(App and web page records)
* * * * * * * * *
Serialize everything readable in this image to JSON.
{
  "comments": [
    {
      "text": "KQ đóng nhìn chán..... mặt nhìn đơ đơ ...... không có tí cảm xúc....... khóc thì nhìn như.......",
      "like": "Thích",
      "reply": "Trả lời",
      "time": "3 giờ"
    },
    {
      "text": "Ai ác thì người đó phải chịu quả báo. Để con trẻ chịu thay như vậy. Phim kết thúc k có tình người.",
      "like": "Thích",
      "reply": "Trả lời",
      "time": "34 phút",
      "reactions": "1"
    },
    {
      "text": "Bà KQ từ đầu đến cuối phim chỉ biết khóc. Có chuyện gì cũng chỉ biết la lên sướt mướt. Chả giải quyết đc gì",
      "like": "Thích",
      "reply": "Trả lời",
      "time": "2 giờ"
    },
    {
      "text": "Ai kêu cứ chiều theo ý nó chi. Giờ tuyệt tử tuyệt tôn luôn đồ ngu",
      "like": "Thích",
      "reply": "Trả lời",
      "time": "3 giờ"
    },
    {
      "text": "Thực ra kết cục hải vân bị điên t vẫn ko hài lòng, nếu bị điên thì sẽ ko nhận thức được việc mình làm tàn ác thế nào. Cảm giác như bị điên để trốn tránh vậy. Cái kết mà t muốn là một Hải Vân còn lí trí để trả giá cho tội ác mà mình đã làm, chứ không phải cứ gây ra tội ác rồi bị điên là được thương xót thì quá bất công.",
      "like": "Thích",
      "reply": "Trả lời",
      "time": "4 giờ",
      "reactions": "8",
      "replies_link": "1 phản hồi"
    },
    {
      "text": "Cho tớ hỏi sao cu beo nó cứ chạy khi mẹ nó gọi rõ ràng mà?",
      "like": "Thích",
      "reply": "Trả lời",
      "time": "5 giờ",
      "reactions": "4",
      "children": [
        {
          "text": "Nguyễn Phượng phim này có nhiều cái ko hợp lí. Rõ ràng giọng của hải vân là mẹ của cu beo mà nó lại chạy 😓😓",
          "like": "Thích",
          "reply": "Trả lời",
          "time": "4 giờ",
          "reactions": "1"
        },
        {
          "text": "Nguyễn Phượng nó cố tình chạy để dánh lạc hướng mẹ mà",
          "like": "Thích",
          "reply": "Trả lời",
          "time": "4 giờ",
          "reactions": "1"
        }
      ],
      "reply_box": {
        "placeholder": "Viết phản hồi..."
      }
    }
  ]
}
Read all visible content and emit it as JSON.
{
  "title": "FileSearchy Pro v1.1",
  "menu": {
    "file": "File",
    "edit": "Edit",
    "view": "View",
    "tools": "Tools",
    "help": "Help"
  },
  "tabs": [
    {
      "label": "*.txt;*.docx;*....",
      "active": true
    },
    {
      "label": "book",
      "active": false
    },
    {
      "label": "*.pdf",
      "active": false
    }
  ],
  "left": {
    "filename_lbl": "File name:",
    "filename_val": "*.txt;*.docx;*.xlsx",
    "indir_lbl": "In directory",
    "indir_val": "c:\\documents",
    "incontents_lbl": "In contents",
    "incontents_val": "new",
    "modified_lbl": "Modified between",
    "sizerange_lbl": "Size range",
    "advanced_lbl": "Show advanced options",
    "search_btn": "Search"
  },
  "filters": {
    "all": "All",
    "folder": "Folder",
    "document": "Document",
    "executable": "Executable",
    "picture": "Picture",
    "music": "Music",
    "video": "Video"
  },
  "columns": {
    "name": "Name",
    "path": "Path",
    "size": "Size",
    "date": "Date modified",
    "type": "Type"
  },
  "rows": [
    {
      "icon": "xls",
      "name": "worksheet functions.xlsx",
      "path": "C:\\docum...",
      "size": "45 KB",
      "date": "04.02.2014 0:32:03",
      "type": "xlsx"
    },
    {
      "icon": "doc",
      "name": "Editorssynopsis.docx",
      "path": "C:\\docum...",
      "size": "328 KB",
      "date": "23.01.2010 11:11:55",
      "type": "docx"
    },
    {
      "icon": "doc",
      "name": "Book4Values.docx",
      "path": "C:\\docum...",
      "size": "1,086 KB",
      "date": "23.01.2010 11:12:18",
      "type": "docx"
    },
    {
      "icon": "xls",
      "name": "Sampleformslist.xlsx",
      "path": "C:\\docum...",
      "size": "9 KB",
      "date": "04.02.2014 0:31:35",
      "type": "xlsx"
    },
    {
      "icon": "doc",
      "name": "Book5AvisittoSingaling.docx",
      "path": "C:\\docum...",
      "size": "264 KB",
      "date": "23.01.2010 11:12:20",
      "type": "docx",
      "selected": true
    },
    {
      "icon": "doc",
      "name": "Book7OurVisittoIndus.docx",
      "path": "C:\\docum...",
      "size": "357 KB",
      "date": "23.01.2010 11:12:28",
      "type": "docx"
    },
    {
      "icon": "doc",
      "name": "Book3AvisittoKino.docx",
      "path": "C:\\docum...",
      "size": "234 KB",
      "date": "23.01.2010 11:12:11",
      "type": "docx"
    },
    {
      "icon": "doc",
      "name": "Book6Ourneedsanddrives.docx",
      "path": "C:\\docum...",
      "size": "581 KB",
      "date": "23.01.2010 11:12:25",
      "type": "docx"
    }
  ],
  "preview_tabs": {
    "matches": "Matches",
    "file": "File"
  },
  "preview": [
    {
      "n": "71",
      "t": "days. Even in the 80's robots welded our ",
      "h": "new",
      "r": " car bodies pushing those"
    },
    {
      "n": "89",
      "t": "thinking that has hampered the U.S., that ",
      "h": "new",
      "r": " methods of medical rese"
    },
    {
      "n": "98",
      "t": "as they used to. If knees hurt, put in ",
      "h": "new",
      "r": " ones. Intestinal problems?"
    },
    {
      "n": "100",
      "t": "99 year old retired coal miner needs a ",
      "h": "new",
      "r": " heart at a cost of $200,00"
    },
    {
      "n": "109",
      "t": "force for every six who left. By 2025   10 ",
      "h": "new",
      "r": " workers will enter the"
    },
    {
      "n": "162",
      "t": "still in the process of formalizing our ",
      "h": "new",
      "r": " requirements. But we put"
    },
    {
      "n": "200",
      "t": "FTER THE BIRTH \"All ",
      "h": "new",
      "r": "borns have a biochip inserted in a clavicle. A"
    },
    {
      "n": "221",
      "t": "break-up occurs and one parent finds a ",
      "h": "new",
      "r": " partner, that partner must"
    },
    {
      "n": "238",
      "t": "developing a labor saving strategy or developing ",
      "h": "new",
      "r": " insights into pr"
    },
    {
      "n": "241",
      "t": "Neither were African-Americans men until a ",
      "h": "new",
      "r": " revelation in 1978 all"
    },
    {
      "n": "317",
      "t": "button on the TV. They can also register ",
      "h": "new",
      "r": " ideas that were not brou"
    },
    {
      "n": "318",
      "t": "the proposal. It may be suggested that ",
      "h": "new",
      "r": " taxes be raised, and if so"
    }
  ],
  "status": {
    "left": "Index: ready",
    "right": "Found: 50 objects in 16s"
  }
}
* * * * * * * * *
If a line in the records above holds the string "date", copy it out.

    "date": "Date modified",
      "date": "04.02.2014 0:32:03",
      "date": "23.01.2010 11:11:55",
      "date": "23.01.2010 11:12:18",
      "date": "04.02.2014 0:31:35",
      "date": "23.01.2010 11:12:20",
      "date": "23.01.2010 11:12:28",
      "date": "23.01.2010 11:12:11",
      "date": "23.01.2010 11:12:25",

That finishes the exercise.